In Genesis 1:26 humans are created almost as an afterthought. The earth is flourishing with flora and fauna, the sky and the seas are teeming with life, and everything is, as God says, “good.” Then God creates humanity to “fill the earth and dominate it; to rule over the fish of the sea, the birds of the sky, and every living thing that moves on the earth” (Genesis 1:28). While Torah comments on the totality of creation saying, “it was very good,” no specific claim of “good” is mentioned regarding the creation of people. Why? Because people are, in this story, extraneous to the wellbeing of creation. Everything was doing just fine without us. The only role people are given in this story is to subdue and dominate an already good, vibrant, and thriving world. Sadly, this we have done to the point of destroying everything that was good, vibrant, and thriving.
A very different story is told in Genesis 2 where the earth is barren. Creation is lifeless, the Bible tells us, because creation lacked water and humans (Genesis 2:5). God causes a mist to arise from and irrigate the earth (adamah in Hebrew) and then takes some of that earth and forms the earthling (adam) (Genesis 2:6-7). God then plants a garden in Eden and places the earthling in the garden to serve it and to protect it (Genesis 2:15). The word “serve” in this story (avodah in Hebrew), a word that also carries the meaning “to work” and “to worship.” The earthling’s work is to serve the earth as an act of worship, an act of reverence.
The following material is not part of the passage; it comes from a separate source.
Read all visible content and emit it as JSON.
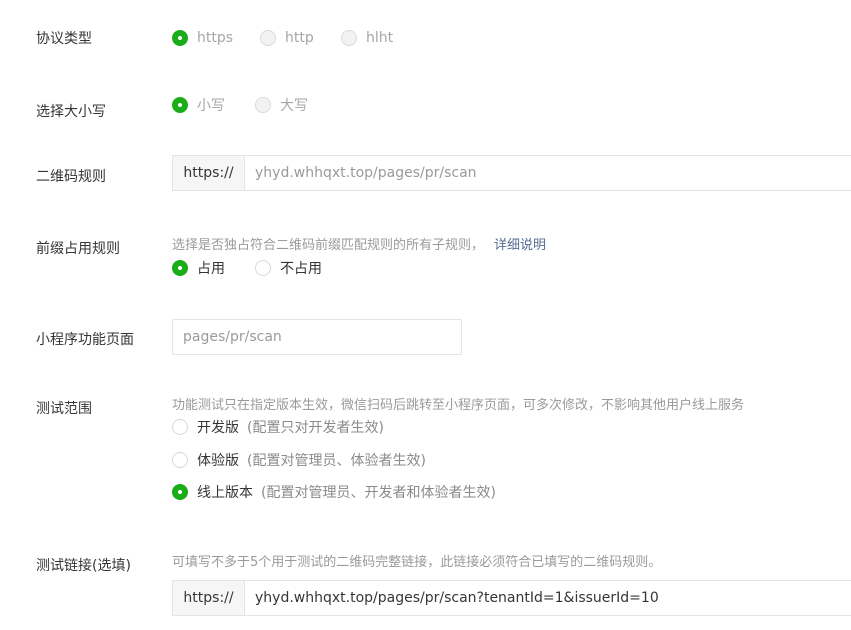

I cannot imagine two more diverse views of humanity’s role vis-à-vis the natural world: We are here either to subdue and dominate, to exploit and extract, or we are here to serve, protect, and even worship. We cannot do both.
People live by stories, and people die for stories, and people kill for stories. Indeed, as the facts of climate change make abundantly clear, people are willing to kill themselves for stories. As long as we attach ourselves to stories of domination and exploitation, nothing of substance will change regarding the way we live on this planet. If change is to happen, we must abandon Genesis 1 and embrace Genesis 2.
Sadly, I don’t see any of this happening at conferences like COP26.
Listen to Grace Ji-Sun Kim discuss her time at COP26, her new book, and much more on the Spirituality & Health Podcast.